• [Prompt]
Copy out the lines of the material that include the string "titanio".

====

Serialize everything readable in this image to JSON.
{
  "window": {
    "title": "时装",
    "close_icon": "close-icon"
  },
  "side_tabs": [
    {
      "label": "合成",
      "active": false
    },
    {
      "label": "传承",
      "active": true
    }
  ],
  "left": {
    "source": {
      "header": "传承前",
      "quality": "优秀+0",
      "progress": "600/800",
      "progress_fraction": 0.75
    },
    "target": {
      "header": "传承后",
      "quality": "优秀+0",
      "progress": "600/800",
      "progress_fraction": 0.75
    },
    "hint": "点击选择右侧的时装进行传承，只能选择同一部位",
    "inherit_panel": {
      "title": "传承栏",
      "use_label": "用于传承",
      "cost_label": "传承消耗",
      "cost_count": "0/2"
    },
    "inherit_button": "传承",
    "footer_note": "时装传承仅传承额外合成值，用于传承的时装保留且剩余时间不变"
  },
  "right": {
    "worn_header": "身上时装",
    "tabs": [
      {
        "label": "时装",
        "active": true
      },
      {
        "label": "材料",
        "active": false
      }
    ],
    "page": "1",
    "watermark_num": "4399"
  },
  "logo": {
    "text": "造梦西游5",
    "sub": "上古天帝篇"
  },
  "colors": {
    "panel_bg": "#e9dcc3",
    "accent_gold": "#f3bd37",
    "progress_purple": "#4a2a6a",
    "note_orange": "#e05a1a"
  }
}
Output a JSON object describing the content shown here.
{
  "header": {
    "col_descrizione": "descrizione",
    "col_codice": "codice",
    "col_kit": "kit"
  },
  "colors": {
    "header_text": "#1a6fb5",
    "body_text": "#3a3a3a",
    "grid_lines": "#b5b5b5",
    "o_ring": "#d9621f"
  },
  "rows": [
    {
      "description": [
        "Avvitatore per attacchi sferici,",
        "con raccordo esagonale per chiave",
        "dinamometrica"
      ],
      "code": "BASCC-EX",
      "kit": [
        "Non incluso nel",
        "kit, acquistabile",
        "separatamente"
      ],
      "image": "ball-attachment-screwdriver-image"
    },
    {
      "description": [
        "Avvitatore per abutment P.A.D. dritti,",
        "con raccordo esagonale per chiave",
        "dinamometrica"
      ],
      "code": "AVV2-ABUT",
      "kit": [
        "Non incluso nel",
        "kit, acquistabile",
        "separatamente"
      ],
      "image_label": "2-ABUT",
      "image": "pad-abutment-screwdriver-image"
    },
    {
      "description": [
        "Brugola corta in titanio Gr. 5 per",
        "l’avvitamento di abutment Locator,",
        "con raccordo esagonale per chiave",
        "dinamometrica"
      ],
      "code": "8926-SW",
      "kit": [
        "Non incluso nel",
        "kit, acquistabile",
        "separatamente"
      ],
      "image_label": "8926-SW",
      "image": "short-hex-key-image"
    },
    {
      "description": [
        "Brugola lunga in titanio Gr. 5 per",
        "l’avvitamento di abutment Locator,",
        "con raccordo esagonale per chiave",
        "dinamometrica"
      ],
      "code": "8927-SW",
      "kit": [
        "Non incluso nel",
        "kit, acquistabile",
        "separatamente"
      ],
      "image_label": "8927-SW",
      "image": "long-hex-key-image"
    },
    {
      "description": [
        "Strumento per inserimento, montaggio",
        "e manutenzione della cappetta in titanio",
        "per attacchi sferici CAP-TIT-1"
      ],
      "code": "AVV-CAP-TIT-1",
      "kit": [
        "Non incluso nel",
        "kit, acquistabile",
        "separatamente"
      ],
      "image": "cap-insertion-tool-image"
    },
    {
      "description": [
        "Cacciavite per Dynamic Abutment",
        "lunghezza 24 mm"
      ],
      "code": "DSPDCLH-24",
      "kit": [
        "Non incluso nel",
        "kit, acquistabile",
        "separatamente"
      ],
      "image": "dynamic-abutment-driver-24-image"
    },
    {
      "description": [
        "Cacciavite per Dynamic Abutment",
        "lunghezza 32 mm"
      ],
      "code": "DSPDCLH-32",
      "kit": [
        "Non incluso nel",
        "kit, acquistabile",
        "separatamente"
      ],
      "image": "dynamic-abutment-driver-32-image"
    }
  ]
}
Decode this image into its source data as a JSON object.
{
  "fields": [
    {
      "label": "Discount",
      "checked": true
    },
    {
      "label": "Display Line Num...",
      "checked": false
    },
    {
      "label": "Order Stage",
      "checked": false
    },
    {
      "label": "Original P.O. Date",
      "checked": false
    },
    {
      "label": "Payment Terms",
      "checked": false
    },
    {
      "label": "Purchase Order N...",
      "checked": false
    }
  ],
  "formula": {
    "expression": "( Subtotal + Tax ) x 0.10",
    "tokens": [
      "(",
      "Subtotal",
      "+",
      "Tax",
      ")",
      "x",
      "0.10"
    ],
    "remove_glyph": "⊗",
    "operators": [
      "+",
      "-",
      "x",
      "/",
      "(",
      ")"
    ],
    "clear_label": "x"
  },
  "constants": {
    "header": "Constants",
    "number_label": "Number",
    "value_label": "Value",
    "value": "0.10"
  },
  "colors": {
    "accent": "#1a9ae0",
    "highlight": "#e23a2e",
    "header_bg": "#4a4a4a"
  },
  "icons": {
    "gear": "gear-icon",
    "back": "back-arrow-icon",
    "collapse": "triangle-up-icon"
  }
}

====

• [Reply]
        "Brugola corta in titanio Gr. 5 per",
        "Brugola lunga in titanio Gr. 5 per",
        "e manutenzione della cappetta in titanio",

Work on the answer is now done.